Some folks had a problem with the foreground hill, claiming it read more like a staircase or pathway into the distance rather than like a little hill. One commentor suggested that changing the shape so it wasn't triangular would solve the problem. Well, I can't do that because it's a well-known landform, and the local residents would get upset if I just took a backhoe to it. Others suggested hardening lines, darkening shadows, etc., to correct the illusion. Or move it to the left a bit so it didn't point so directly into the distance.
One suggestion I made was to remove the hill entirely. The reason I suggested this is that there is probably some point near where I painted where I could have had a very similar view, but without the hill. I'm not sure the hill is entirely necessary. So this morning I ran the image through the Photoshop mill, and below is the result. I find Photoshop a really useful tool in these cases. Hasty erasures or cuts with scissors are impossible to "undo" otherwise.
I'm interested in hearing your opinion on this piece. Remove the hill, fix it in some way, or just leave the thing alone - your vote counts!
Normally, I wouldn't spend this much time on a plein air painting, But my intention was to get this piece (and the other) as close to completion outdoors as possible. With any plein air piece, large or small, you will run into problems like this that would perhaps be more easily foreseen in the calm and quiet of the studio.
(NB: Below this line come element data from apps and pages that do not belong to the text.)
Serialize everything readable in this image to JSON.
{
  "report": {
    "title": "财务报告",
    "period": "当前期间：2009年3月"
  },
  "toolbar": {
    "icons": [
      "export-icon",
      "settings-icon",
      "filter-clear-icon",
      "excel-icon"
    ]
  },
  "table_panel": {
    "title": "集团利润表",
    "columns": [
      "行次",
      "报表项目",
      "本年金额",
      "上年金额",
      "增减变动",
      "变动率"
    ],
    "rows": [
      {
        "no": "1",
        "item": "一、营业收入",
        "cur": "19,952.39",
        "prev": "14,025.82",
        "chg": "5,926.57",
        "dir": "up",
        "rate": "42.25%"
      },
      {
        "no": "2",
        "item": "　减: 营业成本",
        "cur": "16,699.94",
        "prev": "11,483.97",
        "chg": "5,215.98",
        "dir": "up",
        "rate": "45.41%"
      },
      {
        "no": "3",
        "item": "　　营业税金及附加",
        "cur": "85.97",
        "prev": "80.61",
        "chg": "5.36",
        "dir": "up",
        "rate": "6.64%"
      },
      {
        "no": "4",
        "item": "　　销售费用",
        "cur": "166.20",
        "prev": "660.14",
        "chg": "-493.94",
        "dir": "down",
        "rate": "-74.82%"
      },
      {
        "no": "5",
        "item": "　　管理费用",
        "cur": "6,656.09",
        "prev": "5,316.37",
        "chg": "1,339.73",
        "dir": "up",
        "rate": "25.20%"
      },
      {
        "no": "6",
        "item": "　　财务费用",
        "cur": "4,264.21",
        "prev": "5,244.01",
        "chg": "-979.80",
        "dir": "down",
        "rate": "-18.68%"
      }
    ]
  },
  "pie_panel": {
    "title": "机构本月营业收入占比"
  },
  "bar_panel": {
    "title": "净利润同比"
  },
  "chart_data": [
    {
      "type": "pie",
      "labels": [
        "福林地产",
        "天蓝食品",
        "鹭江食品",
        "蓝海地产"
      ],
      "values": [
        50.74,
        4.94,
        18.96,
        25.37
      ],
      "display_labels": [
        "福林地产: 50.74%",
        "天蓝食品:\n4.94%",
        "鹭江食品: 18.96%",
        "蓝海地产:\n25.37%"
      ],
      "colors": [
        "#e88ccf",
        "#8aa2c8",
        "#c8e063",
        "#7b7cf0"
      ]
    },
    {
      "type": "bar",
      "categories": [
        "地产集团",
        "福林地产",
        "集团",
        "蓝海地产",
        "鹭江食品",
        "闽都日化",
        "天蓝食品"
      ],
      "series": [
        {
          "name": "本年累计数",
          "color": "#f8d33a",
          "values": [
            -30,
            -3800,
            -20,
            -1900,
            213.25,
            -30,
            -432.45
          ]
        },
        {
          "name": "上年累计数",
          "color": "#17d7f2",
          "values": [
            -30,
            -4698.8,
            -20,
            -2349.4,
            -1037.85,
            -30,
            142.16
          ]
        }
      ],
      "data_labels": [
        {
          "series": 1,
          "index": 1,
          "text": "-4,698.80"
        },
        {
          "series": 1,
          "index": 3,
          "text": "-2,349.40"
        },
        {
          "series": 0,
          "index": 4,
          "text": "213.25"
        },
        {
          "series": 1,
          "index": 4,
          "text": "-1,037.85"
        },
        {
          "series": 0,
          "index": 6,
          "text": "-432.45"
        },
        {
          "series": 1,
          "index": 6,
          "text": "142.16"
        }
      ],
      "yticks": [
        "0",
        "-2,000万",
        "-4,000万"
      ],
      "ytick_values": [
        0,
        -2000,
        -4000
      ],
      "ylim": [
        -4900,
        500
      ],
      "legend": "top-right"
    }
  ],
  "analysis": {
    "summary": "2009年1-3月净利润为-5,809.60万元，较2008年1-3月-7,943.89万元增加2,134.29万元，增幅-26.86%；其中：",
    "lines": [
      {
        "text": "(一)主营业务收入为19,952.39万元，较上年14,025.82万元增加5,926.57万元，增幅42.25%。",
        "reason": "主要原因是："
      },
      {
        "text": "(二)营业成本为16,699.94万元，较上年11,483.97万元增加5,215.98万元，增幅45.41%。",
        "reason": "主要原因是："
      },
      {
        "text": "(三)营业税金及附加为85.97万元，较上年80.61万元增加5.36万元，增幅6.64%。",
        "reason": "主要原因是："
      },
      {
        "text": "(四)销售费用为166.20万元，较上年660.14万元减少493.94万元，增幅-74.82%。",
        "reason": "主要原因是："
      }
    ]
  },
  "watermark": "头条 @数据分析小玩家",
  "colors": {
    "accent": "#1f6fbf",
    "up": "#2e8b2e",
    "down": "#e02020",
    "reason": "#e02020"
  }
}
And since I have invested considerable time on them, both outdoors and now inside, I'll keep at it. It's a great learning experience!